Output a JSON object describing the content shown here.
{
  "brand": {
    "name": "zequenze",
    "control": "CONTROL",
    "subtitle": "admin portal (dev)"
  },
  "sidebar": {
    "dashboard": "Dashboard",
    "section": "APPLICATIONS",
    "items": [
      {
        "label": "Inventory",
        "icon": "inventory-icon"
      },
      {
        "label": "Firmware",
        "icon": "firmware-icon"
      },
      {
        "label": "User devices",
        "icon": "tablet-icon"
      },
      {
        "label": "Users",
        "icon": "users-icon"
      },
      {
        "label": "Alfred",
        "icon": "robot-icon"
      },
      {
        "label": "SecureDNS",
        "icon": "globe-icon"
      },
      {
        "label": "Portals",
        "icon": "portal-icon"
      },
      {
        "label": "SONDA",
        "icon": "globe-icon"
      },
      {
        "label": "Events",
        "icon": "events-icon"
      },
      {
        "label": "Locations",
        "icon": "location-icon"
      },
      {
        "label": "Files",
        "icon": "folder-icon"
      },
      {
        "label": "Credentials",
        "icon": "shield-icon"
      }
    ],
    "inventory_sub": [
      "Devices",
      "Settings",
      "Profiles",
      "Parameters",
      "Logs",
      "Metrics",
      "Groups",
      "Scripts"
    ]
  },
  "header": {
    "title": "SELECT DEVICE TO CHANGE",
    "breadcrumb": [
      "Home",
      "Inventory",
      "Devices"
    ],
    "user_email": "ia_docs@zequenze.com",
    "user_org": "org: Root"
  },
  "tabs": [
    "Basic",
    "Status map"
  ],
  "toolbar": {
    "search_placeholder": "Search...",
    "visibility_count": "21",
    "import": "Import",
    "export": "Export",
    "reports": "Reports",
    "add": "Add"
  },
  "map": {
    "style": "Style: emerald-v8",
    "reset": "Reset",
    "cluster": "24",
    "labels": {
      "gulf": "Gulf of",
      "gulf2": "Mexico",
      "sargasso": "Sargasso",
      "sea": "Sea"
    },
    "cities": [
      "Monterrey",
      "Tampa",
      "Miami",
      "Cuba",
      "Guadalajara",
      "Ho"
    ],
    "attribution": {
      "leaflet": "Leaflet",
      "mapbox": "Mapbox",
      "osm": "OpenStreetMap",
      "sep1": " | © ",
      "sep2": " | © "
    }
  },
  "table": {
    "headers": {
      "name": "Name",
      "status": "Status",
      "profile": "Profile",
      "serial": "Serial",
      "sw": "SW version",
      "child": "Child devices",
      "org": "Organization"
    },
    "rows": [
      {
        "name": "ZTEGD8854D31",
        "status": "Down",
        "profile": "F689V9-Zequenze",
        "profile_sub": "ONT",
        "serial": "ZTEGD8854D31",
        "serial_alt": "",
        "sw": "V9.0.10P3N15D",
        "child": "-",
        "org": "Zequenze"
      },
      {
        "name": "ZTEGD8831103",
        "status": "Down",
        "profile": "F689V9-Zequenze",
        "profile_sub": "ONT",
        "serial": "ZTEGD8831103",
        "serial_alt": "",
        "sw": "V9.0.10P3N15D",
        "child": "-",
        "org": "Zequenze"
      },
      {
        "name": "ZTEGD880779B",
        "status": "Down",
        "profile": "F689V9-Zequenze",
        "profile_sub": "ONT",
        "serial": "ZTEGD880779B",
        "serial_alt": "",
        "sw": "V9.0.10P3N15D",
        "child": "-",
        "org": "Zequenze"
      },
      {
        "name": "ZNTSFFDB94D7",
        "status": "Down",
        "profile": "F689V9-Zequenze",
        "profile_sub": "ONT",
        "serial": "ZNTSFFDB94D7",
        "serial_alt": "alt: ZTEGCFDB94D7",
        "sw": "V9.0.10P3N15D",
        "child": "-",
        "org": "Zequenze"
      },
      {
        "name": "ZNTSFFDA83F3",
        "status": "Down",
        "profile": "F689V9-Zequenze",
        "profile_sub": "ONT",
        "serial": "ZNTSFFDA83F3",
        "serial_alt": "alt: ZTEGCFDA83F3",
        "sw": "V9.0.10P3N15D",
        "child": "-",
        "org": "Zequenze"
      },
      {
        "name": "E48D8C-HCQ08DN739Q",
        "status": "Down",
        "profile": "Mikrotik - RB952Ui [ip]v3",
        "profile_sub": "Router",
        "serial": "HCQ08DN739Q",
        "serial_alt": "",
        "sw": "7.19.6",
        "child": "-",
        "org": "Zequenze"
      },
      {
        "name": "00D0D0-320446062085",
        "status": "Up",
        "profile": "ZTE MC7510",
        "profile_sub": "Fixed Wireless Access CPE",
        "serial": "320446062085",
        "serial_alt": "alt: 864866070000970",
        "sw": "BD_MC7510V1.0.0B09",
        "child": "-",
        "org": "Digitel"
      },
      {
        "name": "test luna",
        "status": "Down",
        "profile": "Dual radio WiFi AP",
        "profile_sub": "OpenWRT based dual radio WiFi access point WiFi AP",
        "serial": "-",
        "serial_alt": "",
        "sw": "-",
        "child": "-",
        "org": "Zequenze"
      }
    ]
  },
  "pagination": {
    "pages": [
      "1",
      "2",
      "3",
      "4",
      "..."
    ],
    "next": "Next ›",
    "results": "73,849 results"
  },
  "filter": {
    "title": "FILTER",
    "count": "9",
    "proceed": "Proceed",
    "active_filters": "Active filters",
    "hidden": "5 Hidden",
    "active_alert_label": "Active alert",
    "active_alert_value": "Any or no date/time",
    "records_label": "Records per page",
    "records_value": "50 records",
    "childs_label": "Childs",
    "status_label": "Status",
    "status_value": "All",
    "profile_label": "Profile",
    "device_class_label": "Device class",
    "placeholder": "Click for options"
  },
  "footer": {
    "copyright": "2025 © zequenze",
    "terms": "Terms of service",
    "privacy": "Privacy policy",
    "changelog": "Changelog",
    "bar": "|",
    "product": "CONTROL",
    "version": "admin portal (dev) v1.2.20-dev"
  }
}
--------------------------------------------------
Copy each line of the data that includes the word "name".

    "name": "zequenze",
      "name": "Name",
        "name": "ZTEGD8854D31",
        "name": "ZTEGD8831103",
        "name": "ZTEGD880779B",
        "name": "ZNTSFFDB94D7",
        "name": "ZNTSFFDA83F3",
        "name": "E48D8C-HCQ08DN739Q",
        "name": "00D0D0-320446062085",
        "name": "test luna",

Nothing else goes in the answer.